Ken Burton Trail Reborn

Since I began serious trail running in 2010, two of the closer trails to me in the San Gabriel Mountains were only runnable via out-and-back routes. This changed at the start of May when the Ken Burton Trail, closed since the 2009 Station Fire, reopened due to the diligent work of the Mt. Wilson Bicycling Association and the Concerned Off-Road Bicyclists Association. It is now possible to run a loop, connecting the recent end of the Gabrielino Trail along the Arroyo Seco at Paul Little and Upper Brown Mountain Road.
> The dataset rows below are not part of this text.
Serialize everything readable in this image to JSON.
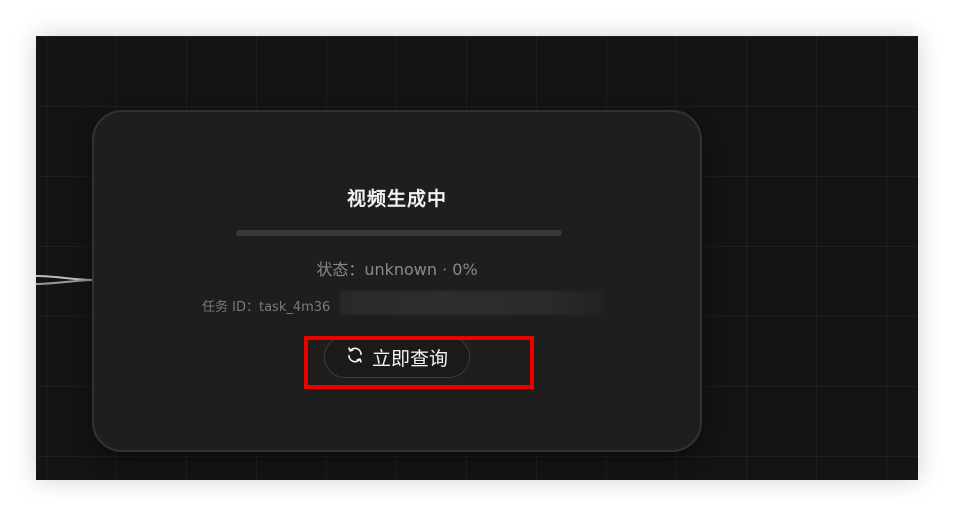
{
  "node": {
    "title": "视频生成中",
    "progress_fraction": 0.0,
    "status_text": "状态：unknown · 0%",
    "task_id_text": "任务 ID：task_4m36",
    "query_button_label": "立即查询"
  },
  "icons": {
    "query_button_icon": "refresh-icon"
  },
  "colors": {
    "canvas_background": "#141414",
    "card_background": "#1f1e1d",
    "highlight": "#ee0000"
  }
}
I set out yesterday at about noon from the Windsor parking lot overlooking NASA JPL. My legs were pretty tired from my run the previous day, so I pushed hard to run the gradual uphill for nearly five miles to Paul Little. Lo and behold, there was now an open trail to the right at the Paul Little sign. The trail switchbacks steeply, the soil still loose since the trail is new, bringing you over the top of the debris dam. The trail has no official signage in the Oakwilde area, and tracks through the Arroyo along much of its length. You need to rely on following pink flagging tape, cairns, and bicycle tracks to find your way. Despite the holiday weekend, I had the whole place to myself. I felt a comforting, if errant, feeling of wilderness isolation, that was sometimes disturbed by the sound of motorcycle engines on the Angeles Crest Highway high above on the canyon wall. The forest and chaparral have recovered well here, and non-naturalists might not notice the signs of the fire that devastated this area nearly seven years ago. I walked through here, often slowly, taking in the sights, sounds, and smells of an area that was completely new to me.
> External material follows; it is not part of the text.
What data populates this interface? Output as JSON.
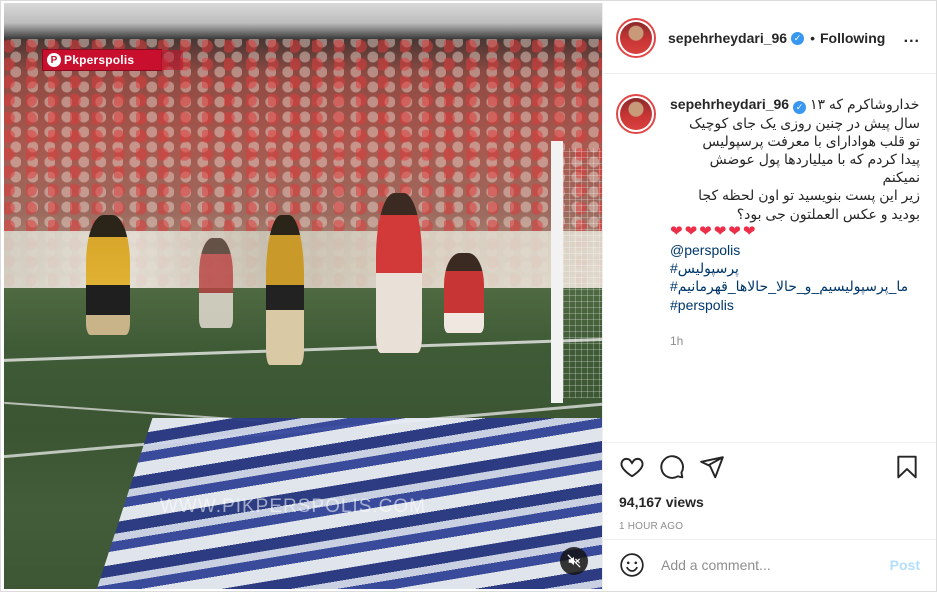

I eventually reached the north flank of Brown Mountain. The trail climbs steeply here, gaining 1,000 feet in about 1.5 miles. Wildflowers abound. So do the views. It felt hot here today, so I was happy to reach Upper Brown Mountain Road, where I found the tiniest patch of shade beneath of a scrub oak and sat for a bit to take in some calories and hydrate to the limits of the water supply I had with me. I decided to take El Prieto Trail back down, as El Prieto Canyon was the nearest patch of shade.

Link to Garmin data:
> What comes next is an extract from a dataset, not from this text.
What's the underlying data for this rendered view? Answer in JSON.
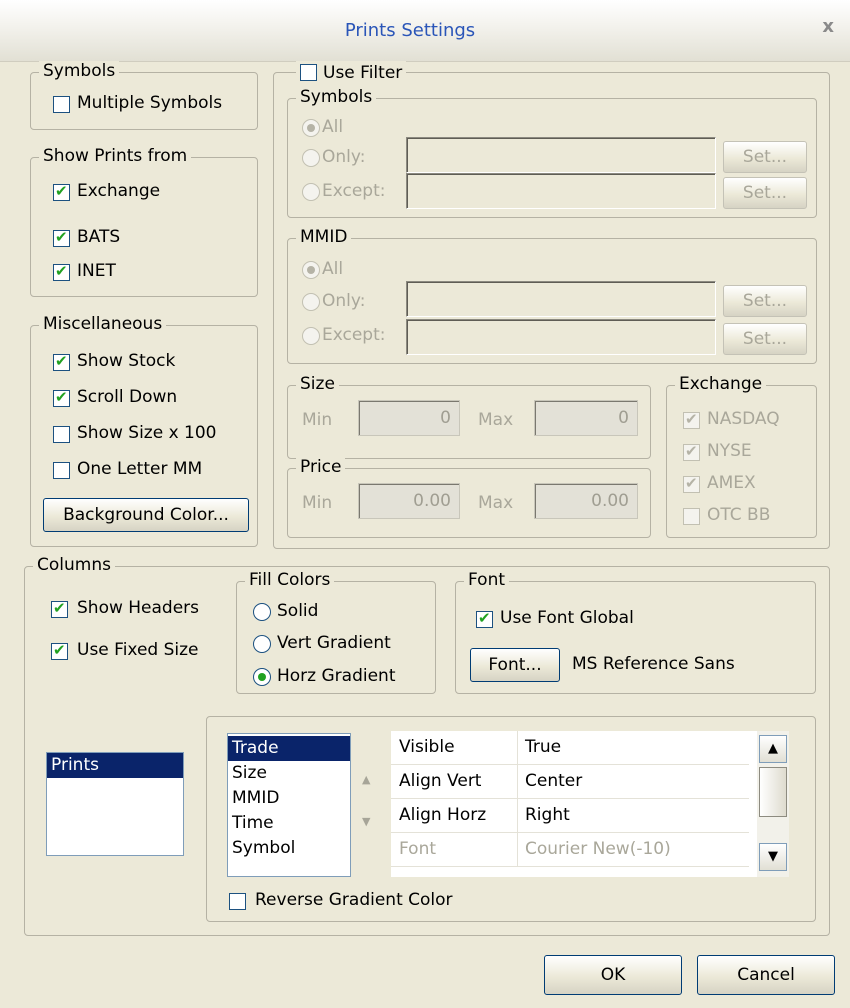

This slideshow requires JavaScript.

To get automatic updates when new content is posted please enter your email address and click the Subscribe button below.

Join 2,275 other subscribers

Leave a Reply

Create a website or blog at

%d bloggers like this: